Conny Waters - AncientPages.com - In 1502 A.D., Sultan Bayezid II was seeking a design for a bridge to connect Istanbul with its neighbor city Galata.
Leonardo da Vinci, already a well-known artist and inventor, came with an interesting idea, which he described in his letter to the Sultan. He also sketched the idea in a small drawing in his notebook.
Leonardo da Vinci’s original drawing of the bridge proposal (top left), showing a bird's eye view at the top and a side view below, including a sailboat passing under the bridge. To the right and below that are drawings by Karly Bast and Michelle Xie showing how the structure could be divided up into 126 individual blocks, which were 3D printed to build a scale model. Image: Karly Bast and Michelle Xie
Recently, researchers at MIT focused their attention on Leonardo da Vinci’s vision of the bridge that would have been the world’s longest bridge. They began to wonder how thought-through Leonardo’s concept was and whether it really would have worked.
They analyzed the available documents and built a detailed scale model to test the structure’s ability to stand and support weight, and even to withstand settlement of its foundations.
“It was time-consuming, but 3D printing allowed us to accurately recreate this very complex geometry,” Karly Bast MEng ’19, working with a professor of architecture and of civil and environmental engineering John Ochsendorf and undergraduate Michelle Xie, said in a press release.
In Leonardo’s time, most masonry bridge supports were made in the form of conventional semicircular arches, which would have required 10 or more piers along the span to support such a long bridge.
Recent graduate student Karly Bast shows off the scale model of a bridge designed by Leonardo da Vinci that she and her co-workers used to prove the design’s feasibility. Image: Gretchen Ertl
Leonardo’s bridge concept was dramatically different — a flattened arch that would be tall enough to allow a sailboat to pass underneath with its mast in place, as illustrated in his sketch, but that would cross the wide span with a single enormous arch.
The bridge would have been about 280 meters long about 10 times longer than typical bridges built of that time. The model created by researchers was built at a scale of 1 to 500 (making it about 32 inches long).
“Was this sketch just freehanded, something he did in 50 seconds or is it something he really sat down and thought deeply about? It’s difficult to know” from the available historical material, Bast said.
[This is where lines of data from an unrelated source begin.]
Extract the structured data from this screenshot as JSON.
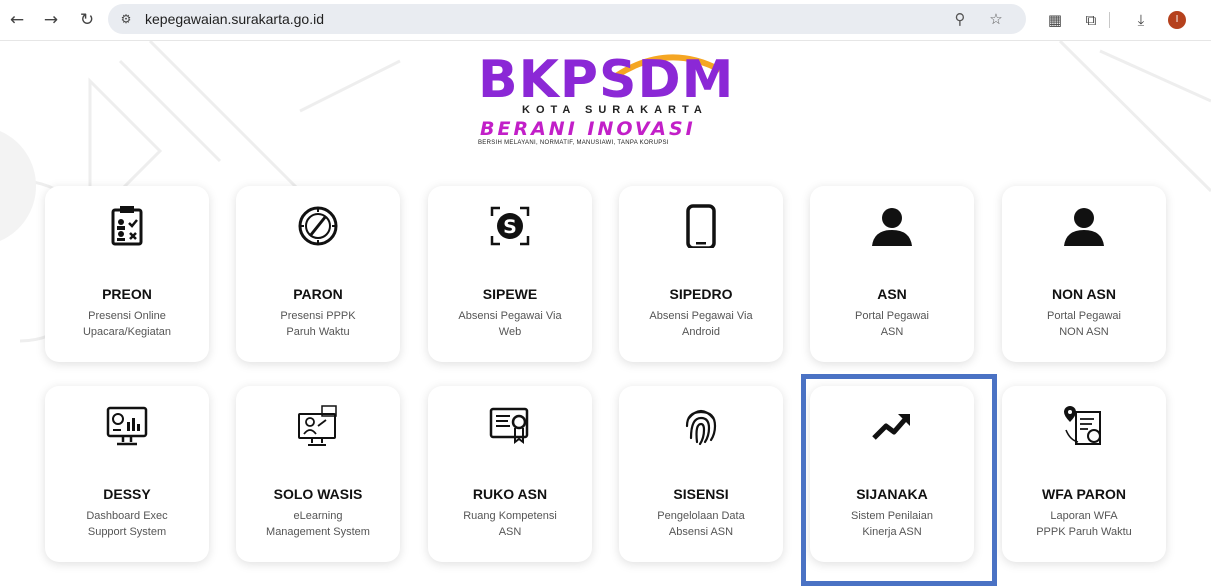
{
  "browser": {
    "url": "kepegawaian.surakarta.go.id",
    "profile_initial": "I"
  },
  "logo": {
    "word": "BKPSDM",
    "subtitle": "KOTA SURAKARTA",
    "tagline": "BERANI INOVASI",
    "motto": "BERSIH MELAYANI, NORMATIF, MANUSIAWI, TANPA KORUPSI"
  },
  "cards": [
    {
      "title": "PREON",
      "desc": "Presensi Online\nUpacara/Kegiatan",
      "icon": "clipboard-checklist-icon"
    },
    {
      "title": "PARON",
      "desc": "Presensi PPPK\nParuh Waktu",
      "icon": "compass-clock-icon"
    },
    {
      "title": "SIPEWE",
      "desc": "Absensi Pegawai Via\nWeb",
      "icon": "scan-s-icon"
    },
    {
      "title": "SIPEDRO",
      "desc": "Absensi Pegawai Via\nAndroid",
      "icon": "smartphone-icon"
    },
    {
      "title": "ASN",
      "desc": "Portal Pegawai\nASN",
      "icon": "user-icon"
    },
    {
      "title": "NON ASN",
      "desc": "Portal Pegawai\nNON ASN",
      "icon": "user-icon"
    },
    {
      "title": "DESSY",
      "desc": "Dashboard Exec\nSupport System",
      "icon": "monitor-dashboard-icon"
    },
    {
      "title": "SOLO WASIS",
      "desc": "eLearning\nManagement System",
      "icon": "elearning-icon"
    },
    {
      "title": "RUKO ASN",
      "desc": "Ruang Kompetensi\nASN",
      "icon": "certificate-icon"
    },
    {
      "title": "SISENSI",
      "desc": "Pengelolaan Data\nAbsensi ASN",
      "icon": "fingerprint-icon"
    },
    {
      "title": "SIJANAKA",
      "desc": "Sistem Penilaian\nKinerja ASN",
      "icon": "trending-up-icon"
    },
    {
      "title": "WFA PARON",
      "desc": "Laporan WFA\nPPPK Paruh Waktu",
      "icon": "location-document-icon"
    }
  ]
}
But proving the effectiveness of the design suggests that Leonardo really did work it out carefully and thoughtfully.
“He knew how the physical world works.”
He also apparently understood that the region was prone to earthquakes, and incorporated features such as the spread footings that would provide extra stability.
Researchers tested the bridge’s resilience and the structure showed resistance to the horizontal movement, only deforming slightly until being stretched to the point of complete collapse.
The design may not have practical implications for modern bridge designers, but da Vinci’s design demonstrates remarkable capabilities of the early Renaissance’s minds.
Written by Conny Waters - AncientPages.com Staff Writer